Meanwhile the trustee’s right to manage and disburse the group’s funds (e.g. through granting business loans and operating licenses to entrepreneurs and firms) allowed them to nurture patron-client relationships. More generally, they could invest in establishing personal contacts and improving their social status, allowing them to participate in government advisory panels, earn consultancy fees, sit on executive committees, gain directorships and otherwise pursue private benefits.
(See Tirole and Aghion’s observation that, where agents perform such duties independently or behind closed doors, administrative power in an organization effectively confers ‘real’ authority over assets to bureaucrats, in the absence of formal legal rights.
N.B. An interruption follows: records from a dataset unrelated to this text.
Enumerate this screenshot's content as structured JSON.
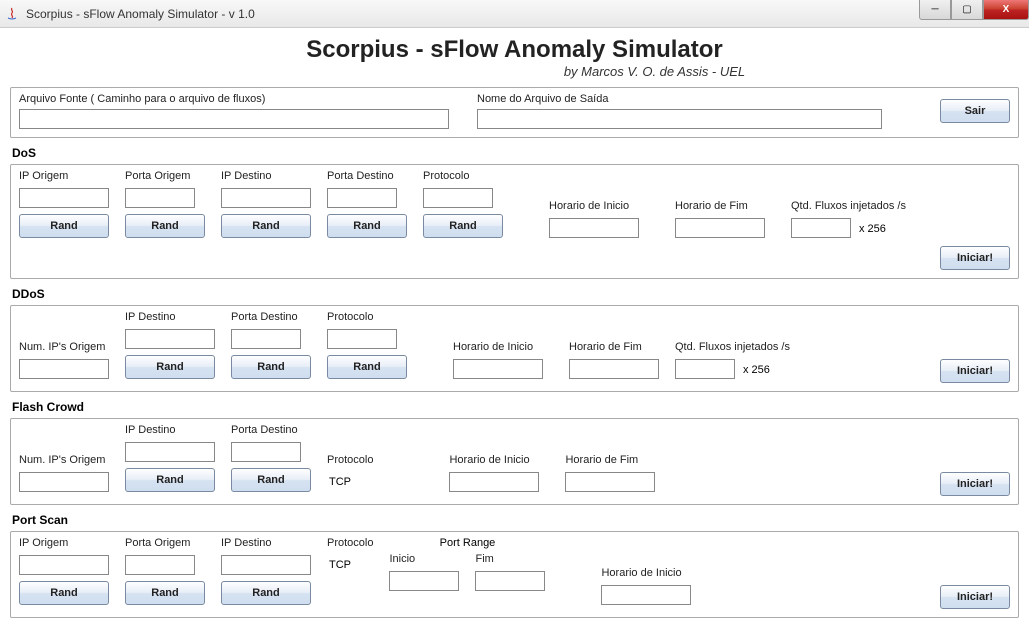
{
  "window": {
    "title": "Scorpius - sFlow Anomaly Simulator - v 1.0"
  },
  "header": {
    "title": "Scorpius - sFlow Anomaly Simulator",
    "subtitle": "by Marcos V. O. de Assis - UEL"
  },
  "file": {
    "source_label": "Arquivo Fonte ( Caminho para o arquivo de fluxos)",
    "source_value": "",
    "output_label": "Nome do Arquivo de Saída",
    "output_value": "",
    "exit_label": "Sair"
  },
  "common": {
    "rand_label": "Rand",
    "start_label": "Iniciar!",
    "ip_origem": "IP Origem",
    "porta_origem": "Porta Origem",
    "ip_destino": "IP Destino",
    "porta_destino": "Porta Destino",
    "protocolo": "Protocolo",
    "horario_inicio": "Horario de Inicio",
    "horario_fim": "Horario de Fim",
    "qtd_fluxos": "Qtd. Fluxos injetados /s",
    "x256": "x 256",
    "num_ips_origem": "Num. IP's Origem",
    "port_range": "Port Range",
    "inicio": "Inicio",
    "fim": "Fim"
  },
  "dos": {
    "title": "DoS",
    "ip_origem": "",
    "porta_origem": "",
    "ip_destino": "",
    "porta_destino": "",
    "protocolo": "",
    "h_inicio": "",
    "h_fim": "",
    "qtd": ""
  },
  "ddos": {
    "title": "DDoS",
    "num_ips": "",
    "ip_destino": "",
    "porta_destino": "",
    "protocolo": "",
    "h_inicio": "",
    "h_fim": "",
    "qtd": ""
  },
  "flash": {
    "title": "Flash Crowd",
    "num_ips": "",
    "ip_destino": "",
    "porta_destino": "",
    "protocolo": "TCP",
    "h_inicio": "",
    "h_fim": ""
  },
  "portscan": {
    "title": "Port Scan",
    "ip_origem": "",
    "porta_origem": "",
    "ip_destino": "",
    "protocolo": "TCP",
    "inicio": "",
    "fim": "",
    "h_inicio": ""
  }
}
The principal or owner, on whose behalf power is formally being exercised, is reduced to rubber-stamping decisions).
It was presumably to paper over such obvious agency problems, whereby trustees of ‘communal property’ became endowed with such clear privileges, that the new policy so readily invoked the unifying notions of ‘community’ and ethnicity. The vast gulf in status, incentives and personal experience between the Indigenous population and its ‘leadership’ was to be bridged by the bonds of traditional culture.
That one concern behind this agenda was the maintenance of social control and discipline can be seen from the following statement of aims by the Woodward Royal Commission (1973) into Aboriginal Land Rights.
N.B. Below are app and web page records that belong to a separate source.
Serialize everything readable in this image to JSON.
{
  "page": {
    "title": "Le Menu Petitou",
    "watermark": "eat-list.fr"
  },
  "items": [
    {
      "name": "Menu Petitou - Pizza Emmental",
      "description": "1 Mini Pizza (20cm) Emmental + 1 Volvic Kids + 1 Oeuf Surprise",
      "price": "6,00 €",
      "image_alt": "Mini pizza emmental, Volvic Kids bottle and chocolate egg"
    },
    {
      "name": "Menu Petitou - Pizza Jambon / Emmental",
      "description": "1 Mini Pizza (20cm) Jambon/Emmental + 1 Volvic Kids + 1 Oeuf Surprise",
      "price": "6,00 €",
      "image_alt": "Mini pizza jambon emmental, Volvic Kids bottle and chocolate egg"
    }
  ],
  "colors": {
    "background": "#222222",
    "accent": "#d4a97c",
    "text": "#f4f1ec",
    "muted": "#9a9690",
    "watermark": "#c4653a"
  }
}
The promotion of social harmony and stability within the wider Australian community by removing, as far as possible, the legitimate causes of complaint of an important minority group within that community. The provision of land holdings as a first essential for people who are economically depressed and who have at present no real opportunity of achieving a normal Australian standard of living.
A further consideration was to facilitate investment in e.g. resource extraction without provoking the sort of political disturbance or combustion of ‘social dynamite’ which worried the politicians quoted above. This was helped by the creation among the Aboriginal and Torres Strait Islander populations of a thin layer of bureaucrats and employers imbued with the same priorities and preferences as state executives and capitalist firms.
The West Australian Commissioner of Native Welfare remarked in 1971 on the effects of the new policy of consultation and self-management:
[It] is an indisputable fact that, for the first time, there is genuine consultation between Aboriginals and the government and the hard facts of economic and political reality are being absorbed by an emerging [Aboriginal] leadership… All Superintendents report that, at a regional level, the methods of handling matters of local concern have been immeasurably assisted by the understanding and advice of the Consultative Committee.
These two functions – social control and facilitation of profit – often dovetailed.
A case in point is the career of Ernie Bridge, cattle-station owner and WA State Minister under the Labor Government of Brian Burke. Bridge was a founding member of the Aboriginal Lands Trust in 1972, and later (in 1975) an inaugural member of the Aboriginal Lands Fund Commission.
According to the minutes of a WA Lands Trust meeting in December 1974, Bridge remarked that ‘for some time now councillors from various Aboriginal reserves have undertaken the task of maintaining discipline among their own people… In order for this system, which has proved successful, to continue, Mr. Bridge suggested that perhaps a set of uniforms be provided.’